Japanese telco SoftBank Corp said on Wednesday it would spend $4 billion (3 billion pounds) to up its stake in Yahoo Japan Corp and turn the internet company into a subsidiary, a move that would help boost its profit by 24 percent this year. The telco said it would buy 456.5 billion yen (3.2 billion pounds) worth of new shares to be issued by Yahoo Japan, increasing SoftBank Corp's stake to 45 percent from 12 percent. With that addition, SoftBank Corp, which listed in December in Japan's largest-ever initial public offering, forecast its operating profit would rise to 890 billion yen in the current financial year through March 2020.
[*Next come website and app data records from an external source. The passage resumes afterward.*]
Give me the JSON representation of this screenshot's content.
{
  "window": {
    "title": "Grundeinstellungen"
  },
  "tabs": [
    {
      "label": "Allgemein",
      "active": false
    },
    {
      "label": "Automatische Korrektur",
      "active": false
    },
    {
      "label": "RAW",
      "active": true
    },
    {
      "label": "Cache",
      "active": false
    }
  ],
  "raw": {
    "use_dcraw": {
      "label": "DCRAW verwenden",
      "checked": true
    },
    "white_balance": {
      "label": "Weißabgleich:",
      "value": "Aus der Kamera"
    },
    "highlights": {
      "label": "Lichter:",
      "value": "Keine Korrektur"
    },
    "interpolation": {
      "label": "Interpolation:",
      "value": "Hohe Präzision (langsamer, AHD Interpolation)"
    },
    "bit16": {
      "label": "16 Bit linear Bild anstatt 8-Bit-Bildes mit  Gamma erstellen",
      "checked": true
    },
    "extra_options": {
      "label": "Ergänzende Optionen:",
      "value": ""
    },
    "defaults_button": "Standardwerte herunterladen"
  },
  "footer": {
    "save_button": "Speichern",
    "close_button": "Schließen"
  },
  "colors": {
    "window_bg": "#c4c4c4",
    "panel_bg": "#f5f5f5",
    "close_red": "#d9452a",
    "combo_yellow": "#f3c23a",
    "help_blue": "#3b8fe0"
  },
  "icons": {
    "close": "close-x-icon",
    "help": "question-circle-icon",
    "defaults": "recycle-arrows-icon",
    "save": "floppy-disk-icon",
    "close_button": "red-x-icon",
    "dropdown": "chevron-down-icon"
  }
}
Honda Motor and Hino Motors are joining a venture of SoftBank Corp and Toyota Motor that will develop self-driving car services in Japan, as alliances between automakers and tech firms broaden. Under an agreement, Honda and truck maker Hino, in which Toyota owns a majority stake, would each invest around 250 million yen (£1.7 million) in the joint venture, Monet Technologies, and take 10 percent stakes in the venture, Monet said on Thursday.